The longest stories are the best and most enjoyable. At the same time they make the book even more frustrating. In these stories, “Sophia” and “J.C. Audetat, Translator of Don Quixote” specifically, you can see Novak has the chops to rise above his ironic hipster detachment punchline bullshit, and write something genuine and emotionally satisfying. You can also see that an absurd premise doesn’t have be the end goal. In “Sophia” our unnamed narrator orders up a sex robot and unwittingly gets the first artificial intelligent being capable of human emotion. It sounds ridiculous, but the narrator has to struggle with falling for this creature or staying true to his romantic ideals.
In the latter story Novak includes reviews for his fictional translator. The reviews are so spot on and send up not just reviews in general but the writers of them specifically. He has a Chuck Klosterman review that made me snort with laughter.
Yet these two shiny gems aren’t enough to bring this book out of the ugh and more ugh territory. Too often the voice is one-note with a sort of emotional remove from the characters (most of them unnamed unless they’re famous e.g. Johnny Depp, Tony Robbins, Nelson Mandela, etc., etc., etc. ad nauseam). And there is tons of writing like this:
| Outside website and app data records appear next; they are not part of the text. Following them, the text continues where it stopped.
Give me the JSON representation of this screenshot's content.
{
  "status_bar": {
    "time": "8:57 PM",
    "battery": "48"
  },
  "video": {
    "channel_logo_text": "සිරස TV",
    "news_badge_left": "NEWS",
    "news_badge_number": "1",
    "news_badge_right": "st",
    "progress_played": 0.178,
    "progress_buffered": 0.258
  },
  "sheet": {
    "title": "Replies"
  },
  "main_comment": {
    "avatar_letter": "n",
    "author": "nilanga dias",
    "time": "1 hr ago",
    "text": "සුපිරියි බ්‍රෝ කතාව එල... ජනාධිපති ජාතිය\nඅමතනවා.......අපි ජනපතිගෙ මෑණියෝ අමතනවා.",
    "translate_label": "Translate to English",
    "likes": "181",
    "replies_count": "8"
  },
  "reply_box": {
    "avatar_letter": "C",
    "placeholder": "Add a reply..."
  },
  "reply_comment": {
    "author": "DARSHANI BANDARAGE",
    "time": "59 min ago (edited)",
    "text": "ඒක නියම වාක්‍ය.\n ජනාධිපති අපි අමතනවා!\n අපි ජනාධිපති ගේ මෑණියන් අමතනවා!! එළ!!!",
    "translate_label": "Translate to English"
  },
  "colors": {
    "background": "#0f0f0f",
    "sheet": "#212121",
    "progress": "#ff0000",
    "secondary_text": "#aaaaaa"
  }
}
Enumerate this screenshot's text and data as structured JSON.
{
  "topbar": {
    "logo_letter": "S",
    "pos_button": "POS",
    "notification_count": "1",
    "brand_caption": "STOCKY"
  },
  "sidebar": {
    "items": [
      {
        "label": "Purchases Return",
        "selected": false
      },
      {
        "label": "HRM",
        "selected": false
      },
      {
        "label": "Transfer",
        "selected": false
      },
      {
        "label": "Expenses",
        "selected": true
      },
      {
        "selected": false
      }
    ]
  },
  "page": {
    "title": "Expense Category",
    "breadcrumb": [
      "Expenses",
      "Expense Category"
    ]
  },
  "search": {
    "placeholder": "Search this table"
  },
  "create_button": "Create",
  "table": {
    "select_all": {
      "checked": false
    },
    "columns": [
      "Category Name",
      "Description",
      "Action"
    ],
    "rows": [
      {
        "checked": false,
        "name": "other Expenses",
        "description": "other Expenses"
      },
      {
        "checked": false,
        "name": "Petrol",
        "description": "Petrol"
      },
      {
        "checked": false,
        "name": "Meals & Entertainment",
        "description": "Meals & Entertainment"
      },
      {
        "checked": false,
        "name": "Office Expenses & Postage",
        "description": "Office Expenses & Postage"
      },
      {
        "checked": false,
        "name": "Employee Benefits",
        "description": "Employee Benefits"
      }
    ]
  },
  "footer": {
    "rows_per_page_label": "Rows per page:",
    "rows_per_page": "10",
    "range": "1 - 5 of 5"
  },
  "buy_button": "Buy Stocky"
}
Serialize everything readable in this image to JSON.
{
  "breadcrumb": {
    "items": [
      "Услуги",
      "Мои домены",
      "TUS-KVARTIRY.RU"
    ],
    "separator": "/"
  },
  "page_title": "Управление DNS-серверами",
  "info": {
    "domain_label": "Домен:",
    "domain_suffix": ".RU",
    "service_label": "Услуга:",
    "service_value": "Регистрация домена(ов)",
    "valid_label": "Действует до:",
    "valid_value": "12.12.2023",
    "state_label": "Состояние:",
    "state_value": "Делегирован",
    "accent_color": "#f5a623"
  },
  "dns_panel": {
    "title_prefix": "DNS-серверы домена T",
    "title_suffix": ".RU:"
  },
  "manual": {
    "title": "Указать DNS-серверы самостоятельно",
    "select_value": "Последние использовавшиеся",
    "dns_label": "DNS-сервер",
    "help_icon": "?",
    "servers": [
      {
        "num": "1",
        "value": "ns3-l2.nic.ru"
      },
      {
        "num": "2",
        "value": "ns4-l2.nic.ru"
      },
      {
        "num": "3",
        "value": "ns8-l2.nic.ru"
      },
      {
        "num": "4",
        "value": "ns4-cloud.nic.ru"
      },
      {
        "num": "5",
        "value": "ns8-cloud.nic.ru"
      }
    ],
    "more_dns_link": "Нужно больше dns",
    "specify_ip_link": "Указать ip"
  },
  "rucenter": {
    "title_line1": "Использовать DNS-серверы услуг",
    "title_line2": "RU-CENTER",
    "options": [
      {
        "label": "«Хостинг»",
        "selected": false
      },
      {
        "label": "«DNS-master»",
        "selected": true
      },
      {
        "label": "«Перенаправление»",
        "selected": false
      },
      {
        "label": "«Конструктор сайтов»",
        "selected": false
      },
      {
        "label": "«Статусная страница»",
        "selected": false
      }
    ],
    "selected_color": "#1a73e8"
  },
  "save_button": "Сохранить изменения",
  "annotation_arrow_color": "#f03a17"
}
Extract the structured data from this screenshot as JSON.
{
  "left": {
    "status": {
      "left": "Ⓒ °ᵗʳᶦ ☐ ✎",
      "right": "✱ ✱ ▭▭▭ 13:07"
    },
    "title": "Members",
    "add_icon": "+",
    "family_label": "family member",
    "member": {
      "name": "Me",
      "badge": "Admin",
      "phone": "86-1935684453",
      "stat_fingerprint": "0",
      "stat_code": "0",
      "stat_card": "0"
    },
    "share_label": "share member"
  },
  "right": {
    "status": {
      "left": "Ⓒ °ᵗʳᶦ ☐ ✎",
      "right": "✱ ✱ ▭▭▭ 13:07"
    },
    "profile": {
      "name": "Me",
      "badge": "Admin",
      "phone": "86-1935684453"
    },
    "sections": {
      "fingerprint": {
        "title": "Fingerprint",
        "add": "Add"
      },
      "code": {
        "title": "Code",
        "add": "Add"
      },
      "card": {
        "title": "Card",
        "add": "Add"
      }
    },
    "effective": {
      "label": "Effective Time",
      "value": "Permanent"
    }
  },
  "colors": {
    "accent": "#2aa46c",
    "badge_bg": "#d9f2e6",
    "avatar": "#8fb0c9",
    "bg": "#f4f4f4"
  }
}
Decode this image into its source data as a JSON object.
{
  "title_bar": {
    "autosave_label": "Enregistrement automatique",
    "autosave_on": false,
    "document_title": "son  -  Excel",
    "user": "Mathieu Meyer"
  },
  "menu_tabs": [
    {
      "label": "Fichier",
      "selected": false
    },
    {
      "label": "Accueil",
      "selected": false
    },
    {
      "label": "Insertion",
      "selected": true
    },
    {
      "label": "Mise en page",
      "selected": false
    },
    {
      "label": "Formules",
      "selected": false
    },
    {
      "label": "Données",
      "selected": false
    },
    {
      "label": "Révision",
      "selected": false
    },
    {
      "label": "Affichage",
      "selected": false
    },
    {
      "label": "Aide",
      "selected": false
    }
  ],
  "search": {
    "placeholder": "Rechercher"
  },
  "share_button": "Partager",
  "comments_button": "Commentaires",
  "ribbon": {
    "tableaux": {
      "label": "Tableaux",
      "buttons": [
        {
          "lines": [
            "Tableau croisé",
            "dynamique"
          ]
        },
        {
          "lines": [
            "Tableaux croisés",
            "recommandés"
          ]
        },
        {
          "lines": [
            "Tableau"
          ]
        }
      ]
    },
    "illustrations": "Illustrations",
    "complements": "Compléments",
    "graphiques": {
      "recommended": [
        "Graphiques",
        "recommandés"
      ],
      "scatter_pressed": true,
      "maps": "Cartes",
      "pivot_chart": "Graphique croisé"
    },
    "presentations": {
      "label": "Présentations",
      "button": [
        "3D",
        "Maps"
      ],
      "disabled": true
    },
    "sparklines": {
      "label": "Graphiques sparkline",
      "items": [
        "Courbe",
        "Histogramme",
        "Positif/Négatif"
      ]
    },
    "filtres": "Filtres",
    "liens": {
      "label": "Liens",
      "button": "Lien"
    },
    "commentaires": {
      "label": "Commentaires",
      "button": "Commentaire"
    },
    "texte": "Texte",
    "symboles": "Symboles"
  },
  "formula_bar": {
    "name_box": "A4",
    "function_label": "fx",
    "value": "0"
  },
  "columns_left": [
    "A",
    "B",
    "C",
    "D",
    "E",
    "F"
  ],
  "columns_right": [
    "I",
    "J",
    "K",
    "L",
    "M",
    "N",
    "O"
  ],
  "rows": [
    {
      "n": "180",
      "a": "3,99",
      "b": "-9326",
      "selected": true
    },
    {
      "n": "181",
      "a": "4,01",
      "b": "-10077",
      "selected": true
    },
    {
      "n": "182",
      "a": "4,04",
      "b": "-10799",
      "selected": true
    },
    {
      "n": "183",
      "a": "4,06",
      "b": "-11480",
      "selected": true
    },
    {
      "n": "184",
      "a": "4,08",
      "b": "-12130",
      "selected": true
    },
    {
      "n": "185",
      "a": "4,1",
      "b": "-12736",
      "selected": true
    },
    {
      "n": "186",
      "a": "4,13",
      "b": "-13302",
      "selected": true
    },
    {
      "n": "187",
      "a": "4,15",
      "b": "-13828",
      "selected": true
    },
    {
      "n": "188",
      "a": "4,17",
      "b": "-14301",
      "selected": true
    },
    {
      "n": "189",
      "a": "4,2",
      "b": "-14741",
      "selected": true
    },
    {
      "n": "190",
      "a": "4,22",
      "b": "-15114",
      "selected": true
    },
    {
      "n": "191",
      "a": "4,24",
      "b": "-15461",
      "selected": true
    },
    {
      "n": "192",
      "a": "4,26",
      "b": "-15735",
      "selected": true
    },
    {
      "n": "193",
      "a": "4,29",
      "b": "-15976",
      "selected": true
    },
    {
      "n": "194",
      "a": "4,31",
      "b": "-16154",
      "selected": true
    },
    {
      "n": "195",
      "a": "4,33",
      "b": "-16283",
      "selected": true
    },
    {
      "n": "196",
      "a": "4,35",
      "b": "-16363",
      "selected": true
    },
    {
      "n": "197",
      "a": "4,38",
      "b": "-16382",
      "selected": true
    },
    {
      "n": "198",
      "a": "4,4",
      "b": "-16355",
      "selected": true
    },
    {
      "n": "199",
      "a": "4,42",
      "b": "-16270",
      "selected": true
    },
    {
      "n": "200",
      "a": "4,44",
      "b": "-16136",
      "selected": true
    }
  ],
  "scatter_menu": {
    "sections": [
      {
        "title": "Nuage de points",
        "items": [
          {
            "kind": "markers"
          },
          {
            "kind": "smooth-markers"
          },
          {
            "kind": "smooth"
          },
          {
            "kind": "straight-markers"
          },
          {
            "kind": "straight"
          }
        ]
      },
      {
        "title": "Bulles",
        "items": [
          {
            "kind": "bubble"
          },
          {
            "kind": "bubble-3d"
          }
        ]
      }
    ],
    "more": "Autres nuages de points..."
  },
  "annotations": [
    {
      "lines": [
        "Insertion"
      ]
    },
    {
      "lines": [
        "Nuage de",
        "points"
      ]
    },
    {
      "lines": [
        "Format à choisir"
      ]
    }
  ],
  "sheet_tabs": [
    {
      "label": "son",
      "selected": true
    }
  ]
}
He didn’t care. He knew what he did. But he kind of did care. . .
But he had what he had and he did what he did, and everyone remembered him fondly.
Ugh. It feels a little like first draft word vomit.
It’s weird. Even though this collection annoyed the hell out of me, if B.J. Novak ever wrote a novel I’d totally double down and read it. I suspect if his writing were to mature past these punchline set-ups and absurd situations and he really gave his stories time to develop some sort of emotion, you’d get a pretty satisfying novel out of this guy.